Drawing on media coverage, in-depth interviews with community leaders, and responses from focus groups, Parcel and Taylor's innovative work combines insights from these sources with findings from a survey of 1,700 county residents. Using a broad range of materials and methods, the authors have produced the definitive story of politics and change in public school assignments in Wake County while demonstrating the importance of these dynamics to cities across the country.

About the Authors

Toby L. Parcel is professor of sociology at North Carolina State University.
For more information about Toby L. Parcel, visit the Author Page.

Andrew J. Taylor is professor of political science at North Carolina State University.
For more information about Andrew J. Taylor, visit the Author Page.


“A rich historical context of policies and politics that shaped the public's reception of repeated reassignments and the use of year-round schools.”--Social Forces

"The End of Consensus both sets the historical record straight regarding the status of public education in Wake County and illuminates the social, political, and educational processes that are at play in Raleigh and, more generally, in contemporary public education across the United States.

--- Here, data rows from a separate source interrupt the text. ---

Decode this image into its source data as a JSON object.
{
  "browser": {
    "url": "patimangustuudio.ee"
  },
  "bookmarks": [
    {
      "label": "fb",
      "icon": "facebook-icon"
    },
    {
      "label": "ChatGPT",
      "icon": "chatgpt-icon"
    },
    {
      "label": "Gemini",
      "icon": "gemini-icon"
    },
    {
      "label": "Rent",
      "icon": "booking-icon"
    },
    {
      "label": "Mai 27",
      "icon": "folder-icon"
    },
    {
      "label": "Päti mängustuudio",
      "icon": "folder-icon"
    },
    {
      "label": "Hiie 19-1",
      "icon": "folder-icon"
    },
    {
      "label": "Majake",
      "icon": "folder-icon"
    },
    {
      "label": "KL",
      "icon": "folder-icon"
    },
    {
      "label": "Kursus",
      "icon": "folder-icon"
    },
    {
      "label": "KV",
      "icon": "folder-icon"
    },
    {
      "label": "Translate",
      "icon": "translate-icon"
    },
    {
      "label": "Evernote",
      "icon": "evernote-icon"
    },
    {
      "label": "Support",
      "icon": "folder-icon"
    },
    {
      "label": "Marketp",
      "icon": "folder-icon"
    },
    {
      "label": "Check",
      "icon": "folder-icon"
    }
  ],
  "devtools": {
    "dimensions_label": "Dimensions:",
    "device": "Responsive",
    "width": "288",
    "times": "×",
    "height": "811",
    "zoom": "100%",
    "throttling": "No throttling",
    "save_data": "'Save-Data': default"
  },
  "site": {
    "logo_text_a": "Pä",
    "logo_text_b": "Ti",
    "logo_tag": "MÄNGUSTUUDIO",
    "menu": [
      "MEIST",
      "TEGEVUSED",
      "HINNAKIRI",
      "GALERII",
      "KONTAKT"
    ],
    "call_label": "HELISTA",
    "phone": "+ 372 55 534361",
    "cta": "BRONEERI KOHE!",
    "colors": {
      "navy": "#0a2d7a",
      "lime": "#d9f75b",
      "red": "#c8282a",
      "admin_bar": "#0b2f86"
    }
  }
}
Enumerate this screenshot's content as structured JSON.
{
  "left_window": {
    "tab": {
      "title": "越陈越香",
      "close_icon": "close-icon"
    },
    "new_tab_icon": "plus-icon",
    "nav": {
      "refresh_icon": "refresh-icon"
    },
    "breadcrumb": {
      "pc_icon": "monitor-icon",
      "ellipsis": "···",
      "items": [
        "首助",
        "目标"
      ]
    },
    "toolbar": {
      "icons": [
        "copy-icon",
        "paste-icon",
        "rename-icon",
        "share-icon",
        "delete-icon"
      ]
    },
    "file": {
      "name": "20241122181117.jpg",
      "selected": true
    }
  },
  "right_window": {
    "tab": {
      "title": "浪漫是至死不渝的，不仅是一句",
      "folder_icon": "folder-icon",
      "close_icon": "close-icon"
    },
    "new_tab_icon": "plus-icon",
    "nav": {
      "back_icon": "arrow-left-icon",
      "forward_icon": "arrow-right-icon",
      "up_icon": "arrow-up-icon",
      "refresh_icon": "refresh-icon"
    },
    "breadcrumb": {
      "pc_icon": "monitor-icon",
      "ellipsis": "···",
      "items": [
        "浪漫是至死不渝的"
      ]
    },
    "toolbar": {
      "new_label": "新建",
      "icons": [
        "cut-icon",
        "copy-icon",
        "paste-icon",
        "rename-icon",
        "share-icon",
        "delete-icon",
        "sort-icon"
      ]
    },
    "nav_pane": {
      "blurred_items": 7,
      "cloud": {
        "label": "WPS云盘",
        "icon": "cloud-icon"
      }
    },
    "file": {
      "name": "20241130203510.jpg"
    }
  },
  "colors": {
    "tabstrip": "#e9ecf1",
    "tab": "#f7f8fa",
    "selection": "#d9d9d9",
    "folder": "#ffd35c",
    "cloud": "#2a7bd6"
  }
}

It stands as a striking case study of the underlying social and political dynamics of school reform that communities across the nation are facing."--Roslyn Arlin Mickelson, University of North Carolina at Charlotte

"This significant volume presents a history of the various alignments and realignments of political leadership, as well as how seemingly unconnected policies can interact to shape citizens' perspectives."--Elizabeth DeBray, University of Georgia